Source of Support: Nil

Conflict of Interest: None declared.

Keywords:

Blowout; diplopia; prism; strabismus
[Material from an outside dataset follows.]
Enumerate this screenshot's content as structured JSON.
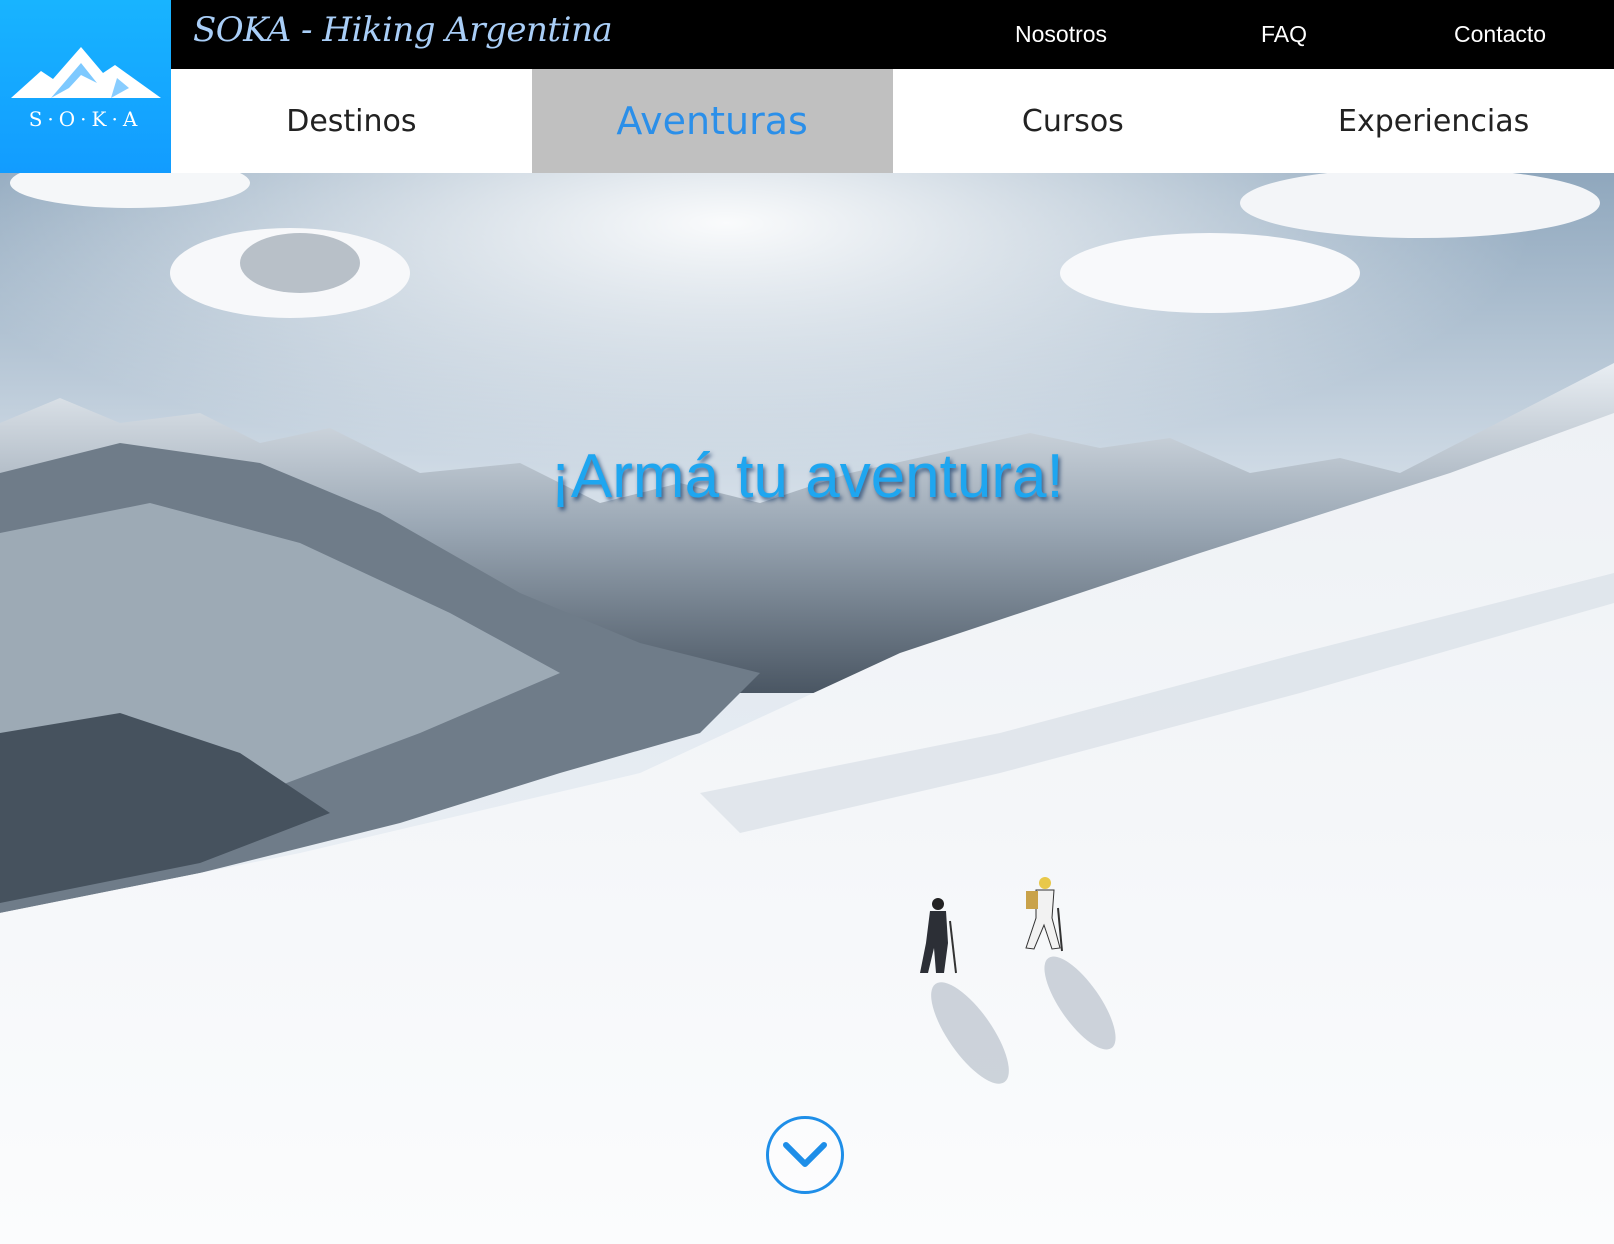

© 2011 Indian Journal of Ophthalmology | Published by Wolters Kluwer – Medknow